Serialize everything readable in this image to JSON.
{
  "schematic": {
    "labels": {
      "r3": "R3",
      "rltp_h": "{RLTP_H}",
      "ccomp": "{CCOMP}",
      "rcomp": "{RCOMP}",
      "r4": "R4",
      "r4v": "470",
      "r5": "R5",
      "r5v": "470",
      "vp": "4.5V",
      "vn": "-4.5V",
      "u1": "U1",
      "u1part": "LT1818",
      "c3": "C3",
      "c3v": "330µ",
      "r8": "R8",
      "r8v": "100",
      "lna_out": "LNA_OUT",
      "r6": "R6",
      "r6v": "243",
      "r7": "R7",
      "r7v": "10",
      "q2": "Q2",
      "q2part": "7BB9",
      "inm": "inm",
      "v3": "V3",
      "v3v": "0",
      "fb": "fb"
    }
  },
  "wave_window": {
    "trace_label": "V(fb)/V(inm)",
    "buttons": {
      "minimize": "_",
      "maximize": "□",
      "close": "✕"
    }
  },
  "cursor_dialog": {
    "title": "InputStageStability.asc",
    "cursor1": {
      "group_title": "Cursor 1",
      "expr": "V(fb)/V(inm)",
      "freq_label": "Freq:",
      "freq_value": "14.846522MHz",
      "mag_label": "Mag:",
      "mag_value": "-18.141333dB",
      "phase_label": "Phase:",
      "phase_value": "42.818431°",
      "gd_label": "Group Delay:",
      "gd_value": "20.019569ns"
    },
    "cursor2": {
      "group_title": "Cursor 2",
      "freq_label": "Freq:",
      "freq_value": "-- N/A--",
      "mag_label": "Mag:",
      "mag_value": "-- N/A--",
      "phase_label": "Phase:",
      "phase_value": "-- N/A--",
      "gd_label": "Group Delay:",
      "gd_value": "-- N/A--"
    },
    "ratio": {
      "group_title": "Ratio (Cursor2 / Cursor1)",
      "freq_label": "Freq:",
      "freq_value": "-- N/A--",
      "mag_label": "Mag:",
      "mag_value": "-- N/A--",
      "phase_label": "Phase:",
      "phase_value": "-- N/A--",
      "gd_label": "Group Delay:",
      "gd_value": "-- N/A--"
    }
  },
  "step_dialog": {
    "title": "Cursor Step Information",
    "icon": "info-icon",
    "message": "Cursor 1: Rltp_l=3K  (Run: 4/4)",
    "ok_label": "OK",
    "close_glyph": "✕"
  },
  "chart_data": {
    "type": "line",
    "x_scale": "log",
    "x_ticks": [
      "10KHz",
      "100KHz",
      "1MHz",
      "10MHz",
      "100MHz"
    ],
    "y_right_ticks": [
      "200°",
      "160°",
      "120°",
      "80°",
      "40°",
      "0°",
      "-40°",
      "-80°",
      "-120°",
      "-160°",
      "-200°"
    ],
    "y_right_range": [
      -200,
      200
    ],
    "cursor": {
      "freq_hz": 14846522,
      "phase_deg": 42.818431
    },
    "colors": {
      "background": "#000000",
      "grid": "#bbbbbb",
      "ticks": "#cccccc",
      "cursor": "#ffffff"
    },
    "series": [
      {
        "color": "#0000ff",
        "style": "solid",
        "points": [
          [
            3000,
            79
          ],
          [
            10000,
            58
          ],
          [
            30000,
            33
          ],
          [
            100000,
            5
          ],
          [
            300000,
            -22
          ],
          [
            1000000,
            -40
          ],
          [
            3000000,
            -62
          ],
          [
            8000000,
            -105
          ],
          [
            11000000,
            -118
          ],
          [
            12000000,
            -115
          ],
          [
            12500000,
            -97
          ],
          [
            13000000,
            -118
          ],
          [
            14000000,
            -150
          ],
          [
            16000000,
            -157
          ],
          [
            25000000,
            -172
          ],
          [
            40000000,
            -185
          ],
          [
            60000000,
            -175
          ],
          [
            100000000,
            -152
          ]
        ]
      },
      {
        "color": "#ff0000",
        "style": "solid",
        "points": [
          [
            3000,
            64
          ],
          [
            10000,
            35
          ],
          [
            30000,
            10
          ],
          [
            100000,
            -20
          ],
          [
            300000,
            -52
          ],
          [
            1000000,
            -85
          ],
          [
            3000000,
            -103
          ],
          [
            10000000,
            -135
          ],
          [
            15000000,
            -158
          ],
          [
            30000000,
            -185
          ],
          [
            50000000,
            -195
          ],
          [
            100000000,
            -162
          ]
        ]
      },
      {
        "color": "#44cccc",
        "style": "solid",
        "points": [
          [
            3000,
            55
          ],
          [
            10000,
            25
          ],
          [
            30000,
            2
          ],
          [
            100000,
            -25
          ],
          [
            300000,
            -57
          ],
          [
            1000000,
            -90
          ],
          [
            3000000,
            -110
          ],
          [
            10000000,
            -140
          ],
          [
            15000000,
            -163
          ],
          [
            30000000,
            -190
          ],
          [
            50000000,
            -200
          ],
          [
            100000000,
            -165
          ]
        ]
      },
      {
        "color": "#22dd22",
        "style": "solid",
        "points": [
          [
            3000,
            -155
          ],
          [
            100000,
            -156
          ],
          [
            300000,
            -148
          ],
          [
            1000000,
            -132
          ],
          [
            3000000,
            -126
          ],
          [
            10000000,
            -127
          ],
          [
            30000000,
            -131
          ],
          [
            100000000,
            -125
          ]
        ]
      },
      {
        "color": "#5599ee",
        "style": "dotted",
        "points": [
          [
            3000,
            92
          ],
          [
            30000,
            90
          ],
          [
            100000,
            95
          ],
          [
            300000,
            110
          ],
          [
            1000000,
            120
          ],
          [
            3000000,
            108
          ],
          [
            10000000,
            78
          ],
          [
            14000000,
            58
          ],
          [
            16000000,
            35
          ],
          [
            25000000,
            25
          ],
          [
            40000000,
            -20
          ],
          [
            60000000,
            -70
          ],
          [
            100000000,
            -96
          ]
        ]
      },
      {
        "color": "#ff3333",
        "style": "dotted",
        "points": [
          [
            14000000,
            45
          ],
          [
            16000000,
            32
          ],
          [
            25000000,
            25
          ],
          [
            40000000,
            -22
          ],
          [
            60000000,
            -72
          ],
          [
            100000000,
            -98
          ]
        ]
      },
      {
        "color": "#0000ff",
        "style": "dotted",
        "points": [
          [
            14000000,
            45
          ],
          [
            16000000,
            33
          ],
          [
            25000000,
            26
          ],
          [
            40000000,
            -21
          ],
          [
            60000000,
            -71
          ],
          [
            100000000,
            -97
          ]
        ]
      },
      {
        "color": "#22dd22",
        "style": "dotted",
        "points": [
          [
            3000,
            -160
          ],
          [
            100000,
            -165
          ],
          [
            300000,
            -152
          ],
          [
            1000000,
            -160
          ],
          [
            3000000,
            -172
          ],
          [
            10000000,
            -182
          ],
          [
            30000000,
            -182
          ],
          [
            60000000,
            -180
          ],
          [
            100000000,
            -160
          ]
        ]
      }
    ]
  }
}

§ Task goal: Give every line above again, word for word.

§ Written answer:
Serialize everything readable in this image to JSON.
{
  "schematic": {
    "labels": {
      "r3": "R3",
      "rltp_h": "{RLTP_H}",
      "ccomp": "{CCOMP}",
      "rcomp": "{RCOMP}",
      "r4": "R4",
      "r4v": "470",
      "r5": "R5",
      "r5v": "470",
      "vp": "4.5V",
      "vn": "-4.5V",
      "u1": "U1",
      "u1part": "LT1818",
      "c3": "C3",
      "c3v": "330µ",
      "r8": "R8",
      "r8v": "100",
      "lna_out": "LNA_OUT",
      "r6": "R6",
      "r6v": "243",
      "r7": "R7",
      "r7v": "10",
      "q2": "Q2",
      "q2part": "7BB9",
      "inm": "inm",
      "v3": "V3",
      "v3v": "0",
      "fb": "fb"
    }
  },
  "wave_window": {
    "trace_label": "V(fb)/V(inm)",
    "buttons": {
      "minimize": "_",
      "maximize": "□",
      "close": "✕"
    }
  },
  "cursor_dialog": {
    "title": "InputStageStability.asc",
    "cursor1": {
      "group_title": "Cursor 1",
      "expr": "V(fb)/V(inm)",
      "freq_label": "Freq:",
      "freq_value": "14.846522MHz",
      "mag_label": "Mag:",
      "mag_value": "-18.141333dB",
      "phase_label": "Phase:",
      "phase_value": "42.818431°",
      "gd_label": "Group Delay:",
      "gd_value": "20.019569ns"
    },
    "cursor2": {
      "group_title": "Cursor 2",
      "freq_label": "Freq:",
      "freq_value": "-- N/A--",
      "mag_label": "Mag:",
      "mag_value": "-- N/A--",
      "phase_label": "Phase:",
      "phase_value": "-- N/A--",
      "gd_label": "Group Delay:",
      "gd_value": "-- N/A--"
    },
    "ratio": {
      "group_title": "Ratio (Cursor2 / Cursor1)",
      "freq_label": "Freq:",
      "freq_value": "-- N/A--",
      "mag_label": "Mag:",
      "mag_value": "-- N/A--",
      "phase_label": "Phase:",
      "phase_value": "-- N/A--",
      "gd_label": "Group Delay:",
      "gd_value": "-- N/A--"
    }
  },
  "step_dialog": {
    "title": "Cursor Step Information",
    "icon": "info-icon",
    "message": "Cursor 1: Rltp_l=3K  (Run: 4/4)",
    "ok_label": "OK",
    "close_glyph": "✕"
  },
  "chart_data": {
    "type": "line",
    "x_scale": "log",
    "x_ticks": [
      "10KHz",
      "100KHz",
      "1MHz",
      "10MHz",
      "100MHz"
    ],
    "y_right_ticks": [
      "200°",
      "160°",
      "120°",
      "80°",
      "40°",
      "0°",
      "-40°",
      "-80°",
      "-120°",
      "-160°",
      "-200°"
    ],
    "y_right_range": [
      -200,
      200
    ],
    "cursor": {
      "freq_hz": 14846522,
      "phase_deg": 42.818431
    },
    "colors": {
      "background": "#000000",
      "grid": "#bbbbbb",
      "ticks": "#cccccc",
      "cursor": "#ffffff"
    },
    "series": [
      {
        "color": "#0000ff",
        "style": "solid",
        "points": [
          [
            3000,
            79
          ],
          [
            10000,
            58
          ],
          [
            30000,
            33
          ],
          [
            100000,
            5
          ],
          [
            300000,
            -22
          ],
          [
            1000000,
            -40
          ],
          [
            3000000,
            -62
          ],
          [
            8000000,
            -105
          ],
          [
            11000000,
            -118
          ],
          [
            12000000,
            -115
          ],
          [
            12500000,
            -97
          ],
          [
            13000000,
            -118
          ],
          [
            14000000,
            -150
          ],
          [
            16000000,
            -157
          ],
          [
            25000000,
            -172
          ],
          [
            40000000,
            -185
          ],
          [
            60000000,
            -175
          ],
          [
            100000000,
            -152
          ]
        ]
      },
      {
        "color": "#ff0000",
        "style": "solid",
        "points": [
          [
            3000,
            64
          ],
          [
            10000,
            35
          ],
          [
            30000,
            10
          ],
          [
            100000,
            -20
          ],
          [
            300000,
            -52
          ],
          [
            1000000,
            -85
          ],
          [
            3000000,
            -103
          ],
          [
            10000000,
            -135
          ],
          [
            15000000,
            -158
          ],
          [
            30000000,
            -185
          ],
          [
            50000000,
            -195
          ],
          [
            100000000,
            -162
          ]
        ]
      },
      {
        "color": "#44cccc",
        "style": "solid",
        "points": [
          [
            3000,
            55
          ],
          [
            10000,
            25
          ],
          [
            30000,
            2
          ],
          [
            100000,
            -25
          ],
          [
            300000,
            -57
          ],
          [
            1000000,
            -90
          ],
          [
            3000000,
            -110
          ],
          [
            10000000,
            -140
          ],
          [
            15000000,
            -163
          ],
          [
            30000000,
            -190
          ],
          [
            50000000,
            -200
          ],
          [
            100000000,
            -165
          ]
        ]
      },
      {
        "color": "#22dd22",
        "style": "solid",
        "points": [
          [
            3000,
            -155
          ],
          [
            100000,
            -156
          ],
          [
            300000,
            -148
          ],
          [
            1000000,
            -132
          ],
          [
            3000000,
            -126
          ],
          [
            10000000,
            -127
          ],
          [
            30000000,
            -131
          ],
          [
            100000000,
            -125
          ]
        ]
      },
      {
        "color": "#5599ee",
        "style": "dotted",
        "points": [
          [
            3000,
            92
          ],
          [
            30000,
            90
          ],
          [
            100000,
            95
          ],
          [
            300000,
            110
          ],
          [
            1000000,
            120
          ],
          [
            3000000,
            108
          ],
          [
            10000000,
            78
          ],
          [
            14000000,
            58
          ],
          [
            16000000,
            35
          ],
          [
            25000000,
            25
          ],
          [
            40000000,
            -20
          ],
          [
            60000000,
            -70
          ],
          [
            100000000,
            -96
          ]
        ]
      },
      {
        "color": "#ff3333",
        "style": "dotted",
        "points": [
          [
            14000000,
            45
          ],
          [
            16000000,
            32
          ],
          [
            25000000,
            25
          ],
          [
            40000000,
            -22
          ],
          [
            60000000,
            -72
          ],
          [
            100000000,
            -98
          ]
        ]
      },
      {
        "color": "#0000ff",
        "style": "dotted",
        "points": [
          [
            14000000,
            45
          ],
          [
            16000000,
            33
          ],
          [
            25000000,
            26
          ],
          [
            40000000,
            -21
          ],
          [
            60000000,
            -71
          ],
          [
            100000000,
            -97
          ]
        ]
      },
      {
        "color": "#22dd22",
        "style": "dotted",
        "points": [
          [
            3000,
            -160
          ],
          [
            100000,
            -165
          ],
          [
            300000,
            -152
          ],
          [
            1000000,
            -160
          ],
          [
            3000000,
            -172
          ],
          [
            10000000,
            -182
          ],
          [
            30000000,
            -182
          ],
          [
            60000000,
            -180
          ],
          [
            100000000,
            -160
          ]
        ]
      }
    ]
  }
}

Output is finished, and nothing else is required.